Members from Gulf states want funds for improving levees in areas devastated by Katrina. And lawmakers from across the country say their states need federal help to cover deficits in a children’s health insurance program.
As of yesterday, Rep. David R. Obey (D-Wis.), who chairs the House Appropriations Committee, had agreed to add about $3 billion to the war bill to help close military bases and relocate troops as part of the Base Realignment and Closure process. And he approved an additional $750 million for the State Children’s Health Insurance Program, a joint federal and state program that provides health care for six million poor children.
Because, you know, it’s vital to our nation’s defense. I know I shouldn’t be surprised at this, but it is nonethless distressing to see Americans re-elect these people year after year despite the fact (or, more likely, because of the fact) that they do stuff like this.
Why is this unwieldy unproductive behemoth still around?
With freight traffic soaring in recent years, Amtrak’s never-stellar on-time performance declined to an average of 68 percent last year, its worst showing since the 1970s. When the routes where Amtrak owns the tracks are excluded, the on-time performance last year fell to 61 percent.
Amtrak performs far better on the Northeast corridor, where it owns the tracks. Last year, 85 percent of its high-speed Acela Express trains between Boston and Washington arrived within 10 minutes of their scheduled time.
But where Amtrak depends on the freight railroads, the picture is far gloomier, and the Capitol Limited is not even the worst case. The Coast Starlight, which runs between Seattle and Los Angeles, had an on-time performance of 4 percent in the fiscal year ended Sept. 30. For the California Zephyr, connecting Chicago and San Francisco, the figure was 7 percent. In the current fiscal year, the California Zephyr has not once arrived on time.

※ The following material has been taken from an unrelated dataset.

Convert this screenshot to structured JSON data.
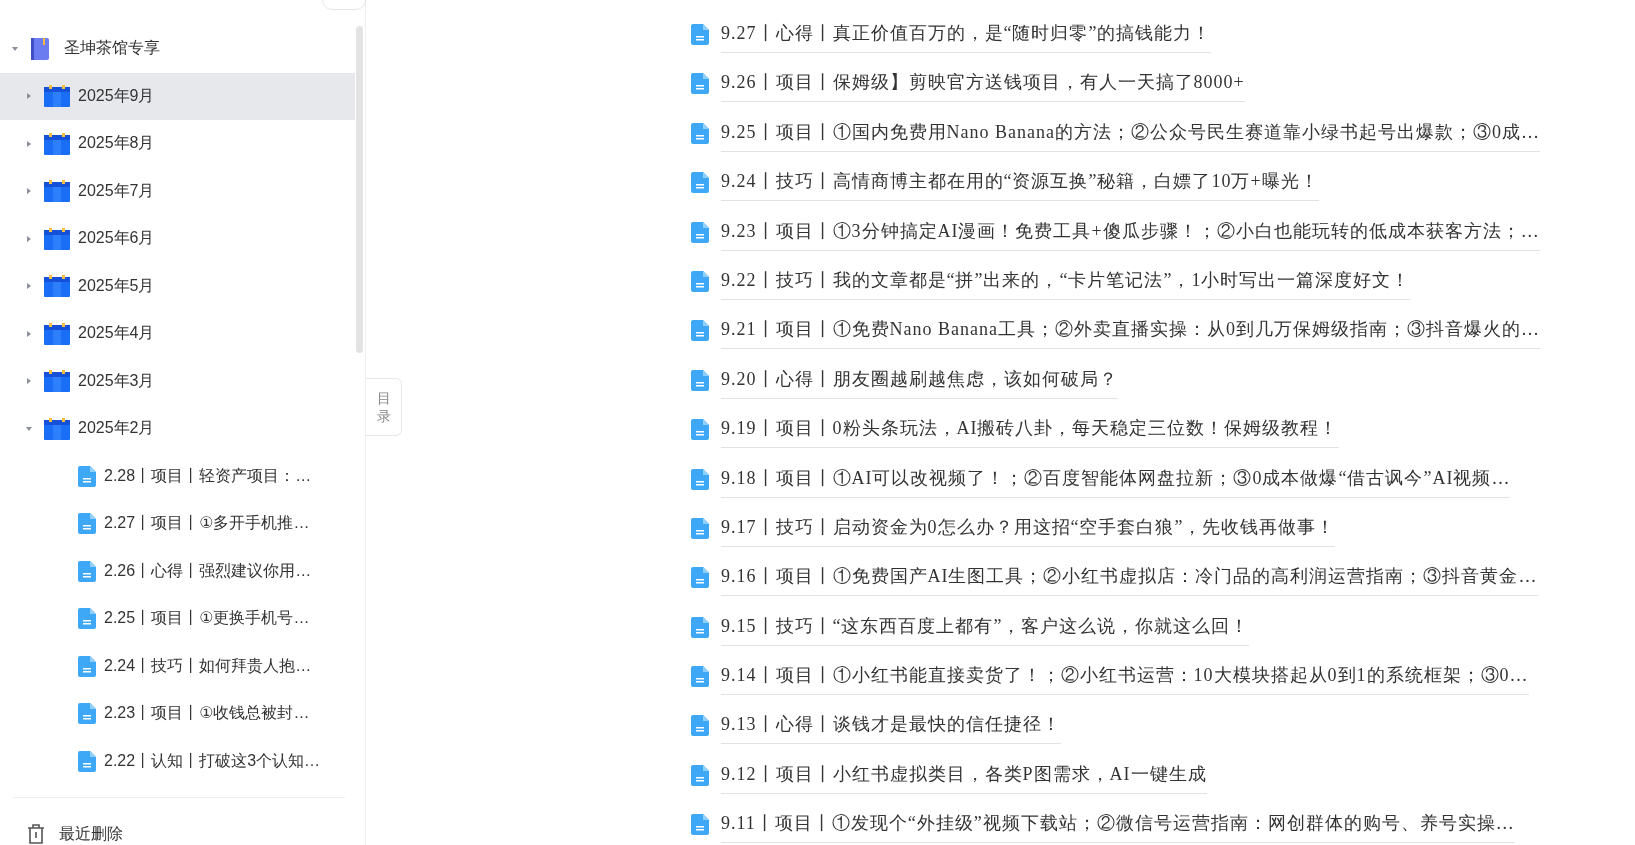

In the current fiscal year, that particular train has NOT ONCE arrived on time. And we’re funding this with our tax dollars? Time to put Amtrak out to pasture. Privatize the Acela Express and the rest of the Northeast corridor, where it owns the tracks. Give the rest of it the ax.